=== EXTRACTED ENTRIES ===

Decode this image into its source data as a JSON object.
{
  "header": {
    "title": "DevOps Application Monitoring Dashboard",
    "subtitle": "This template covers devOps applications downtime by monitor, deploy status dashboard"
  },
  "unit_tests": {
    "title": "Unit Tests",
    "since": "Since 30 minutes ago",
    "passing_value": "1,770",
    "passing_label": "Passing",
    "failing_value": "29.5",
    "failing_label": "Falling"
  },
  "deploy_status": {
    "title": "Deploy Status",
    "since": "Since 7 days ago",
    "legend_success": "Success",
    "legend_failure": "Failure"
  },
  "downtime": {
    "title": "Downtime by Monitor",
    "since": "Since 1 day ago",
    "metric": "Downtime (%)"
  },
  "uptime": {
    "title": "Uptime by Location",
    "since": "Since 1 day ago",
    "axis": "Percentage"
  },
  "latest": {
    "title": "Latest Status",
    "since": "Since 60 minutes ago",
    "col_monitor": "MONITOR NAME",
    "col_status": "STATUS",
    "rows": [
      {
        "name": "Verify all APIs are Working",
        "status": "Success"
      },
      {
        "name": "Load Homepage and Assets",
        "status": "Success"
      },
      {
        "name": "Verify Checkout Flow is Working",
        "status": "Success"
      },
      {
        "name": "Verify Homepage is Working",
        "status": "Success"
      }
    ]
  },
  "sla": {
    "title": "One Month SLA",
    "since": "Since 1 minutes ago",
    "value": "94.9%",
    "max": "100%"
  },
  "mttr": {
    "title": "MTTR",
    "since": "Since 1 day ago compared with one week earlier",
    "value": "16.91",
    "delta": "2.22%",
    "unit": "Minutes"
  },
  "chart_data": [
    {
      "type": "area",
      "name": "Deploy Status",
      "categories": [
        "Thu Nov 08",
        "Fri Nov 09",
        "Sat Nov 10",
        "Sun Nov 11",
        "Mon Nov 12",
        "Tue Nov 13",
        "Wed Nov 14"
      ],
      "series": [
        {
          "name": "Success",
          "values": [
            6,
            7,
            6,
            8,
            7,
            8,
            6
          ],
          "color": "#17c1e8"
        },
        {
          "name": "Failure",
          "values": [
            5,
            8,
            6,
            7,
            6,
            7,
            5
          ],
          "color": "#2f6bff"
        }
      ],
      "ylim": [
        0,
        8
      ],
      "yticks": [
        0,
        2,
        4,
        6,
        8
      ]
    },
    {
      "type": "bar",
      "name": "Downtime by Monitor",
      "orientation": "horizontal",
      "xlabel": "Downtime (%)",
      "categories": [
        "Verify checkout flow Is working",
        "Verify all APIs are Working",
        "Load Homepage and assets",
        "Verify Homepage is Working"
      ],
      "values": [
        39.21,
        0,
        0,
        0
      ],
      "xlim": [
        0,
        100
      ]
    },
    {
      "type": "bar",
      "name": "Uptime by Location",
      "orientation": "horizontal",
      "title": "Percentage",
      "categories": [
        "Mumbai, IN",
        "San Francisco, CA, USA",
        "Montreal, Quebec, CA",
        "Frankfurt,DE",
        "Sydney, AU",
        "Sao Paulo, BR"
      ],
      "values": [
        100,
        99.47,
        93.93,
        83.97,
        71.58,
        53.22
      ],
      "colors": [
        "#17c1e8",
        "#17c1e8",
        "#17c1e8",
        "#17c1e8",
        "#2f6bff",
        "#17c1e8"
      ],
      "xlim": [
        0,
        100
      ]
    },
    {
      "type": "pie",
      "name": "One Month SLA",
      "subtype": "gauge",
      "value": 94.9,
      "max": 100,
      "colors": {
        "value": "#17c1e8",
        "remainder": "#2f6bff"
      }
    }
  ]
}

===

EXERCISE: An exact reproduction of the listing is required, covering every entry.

SOLUTION TO THE EXERCISE:
Decode this image into its source data as a JSON object.
{
  "header": {
    "title": "DevOps Application Monitoring Dashboard",
    "subtitle": "This template covers devOps applications downtime by monitor, deploy status dashboard"
  },
  "unit_tests": {
    "title": "Unit Tests",
    "since": "Since 30 minutes ago",
    "passing_value": "1,770",
    "passing_label": "Passing",
    "failing_value": "29.5",
    "failing_label": "Falling"
  },
  "deploy_status": {
    "title": "Deploy Status",
    "since": "Since 7 days ago",
    "legend_success": "Success",
    "legend_failure": "Failure"
  },
  "downtime": {
    "title": "Downtime by Monitor",
    "since": "Since 1 day ago",
    "metric": "Downtime (%)"
  },
  "uptime": {
    "title": "Uptime by Location",
    "since": "Since 1 day ago",
    "axis": "Percentage"
  },
  "latest": {
    "title": "Latest Status",
    "since": "Since 60 minutes ago",
    "col_monitor": "MONITOR NAME",
    "col_status": "STATUS",
    "rows": [
      {
        "name": "Verify all APIs are Working",
        "status": "Success"
      },
      {
        "name": "Load Homepage and Assets",
        "status": "Success"
      },
      {
        "name": "Verify Checkout Flow is Working",
        "status": "Success"
      },
      {
        "name": "Verify Homepage is Working",
        "status": "Success"
      }
    ]
  },
  "sla": {
    "title": "One Month SLA",
    "since": "Since 1 minutes ago",
    "value": "94.9%",
    "max": "100%"
  },
  "mttr": {
    "title": "MTTR",
    "since": "Since 1 day ago compared with one week earlier",
    "value": "16.91",
    "delta": "2.22%",
    "unit": "Minutes"
  },
  "chart_data": [
    {
      "type": "area",
      "name": "Deploy Status",
      "categories": [
        "Thu Nov 08",
        "Fri Nov 09",
        "Sat Nov 10",
        "Sun Nov 11",
        "Mon Nov 12",
        "Tue Nov 13",
        "Wed Nov 14"
      ],
      "series": [
        {
          "name": "Success",
          "values": [
            6,
            7,
            6,
            8,
            7,
            8,
            6
          ],
          "color": "#17c1e8"
        },
        {
          "name": "Failure",
          "values": [
            5,
            8,
            6,
            7,
            6,
            7,
            5
          ],
          "color": "#2f6bff"
        }
      ],
      "ylim": [
        0,
        8
      ],
      "yticks": [
        0,
        2,
        4,
        6,
        8
      ]
    },
    {
      "type": "bar",
      "name": "Downtime by Monitor",
      "orientation": "horizontal",
      "xlabel": "Downtime (%)",
      "categories": [
        "Verify checkout flow Is working",
        "Verify all APIs are Working",
        "Load Homepage and assets",
        "Verify Homepage is Working"
      ],
      "values": [
        39.21,
        0,
        0,
        0
      ],
      "xlim": [
        0,
        100
      ]
    },
    {
      "type": "bar",
      "name": "Uptime by Location",
      "orientation": "horizontal",
      "title": "Percentage",
      "categories": [
        "Mumbai, IN",
        "San Francisco, CA, USA",
        "Montreal, Quebec, CA",
        "Frankfurt,DE",
        "Sydney, AU",
        "Sao Paulo, BR"
      ],
      "values": [
        100,
        99.47,
        93.93,
        83.97,
        71.58,
        53.22
      ],
      "colors": [
        "#17c1e8",
        "#17c1e8",
        "#17c1e8",
        "#17c1e8",
        "#2f6bff",
        "#17c1e8"
      ],
      "xlim": [
        0,
        100
      ]
    },
    {
      "type": "pie",
      "name": "One Month SLA",
      "subtype": "gauge",
      "value": 94.9,
      "max": 100,
      "colors": {
        "value": "#17c1e8",
        "remainder": "#2f6bff"
      }
    }
  ]
}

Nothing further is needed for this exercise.